(Website and app data records)
○ ○ ○ ○

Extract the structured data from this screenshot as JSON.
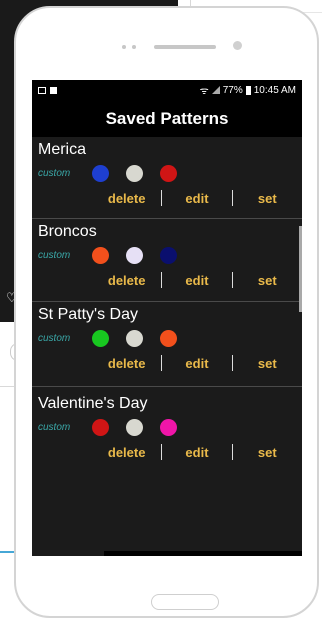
{
  "statusbar": {
    "battery": "77%",
    "time": "10:45 AM"
  },
  "title": "Saved Patterns",
  "custom_label": "custom",
  "actions": {
    "delete": "delete",
    "edit": "edit",
    "set": "set"
  },
  "patterns": [
    {
      "name": "Merica",
      "colors": [
        "#1e3fd0",
        "#d8d8d0",
        "#d01515"
      ]
    },
    {
      "name": "Broncos",
      "colors": [
        "#f2501c",
        "#e6e0f5",
        "#0a0f6e"
      ]
    },
    {
      "name": "St Patty's Day",
      "colors": [
        "#18c820",
        "#d8d8d0",
        "#f2501c"
      ]
    },
    {
      "name": "Valentine's Day",
      "colors": [
        "#d01515",
        "#d8d8d0",
        "#f015a8"
      ]
    }
  ]
}
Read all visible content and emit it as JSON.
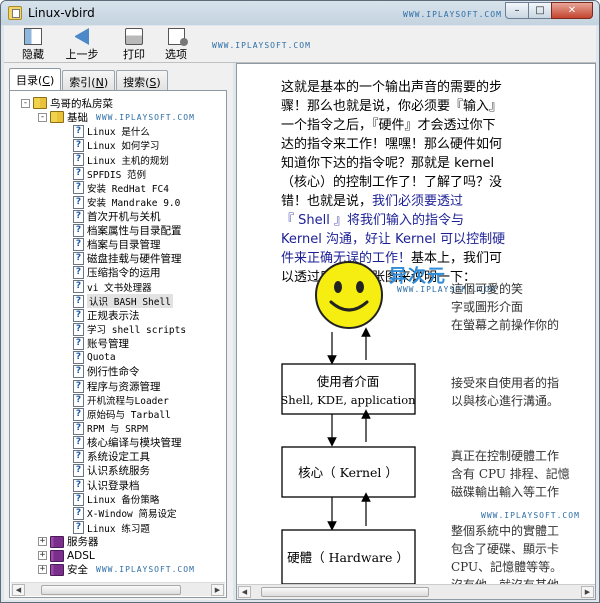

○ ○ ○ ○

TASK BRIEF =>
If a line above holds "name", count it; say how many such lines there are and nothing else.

EXERCISE ANSWER =>
4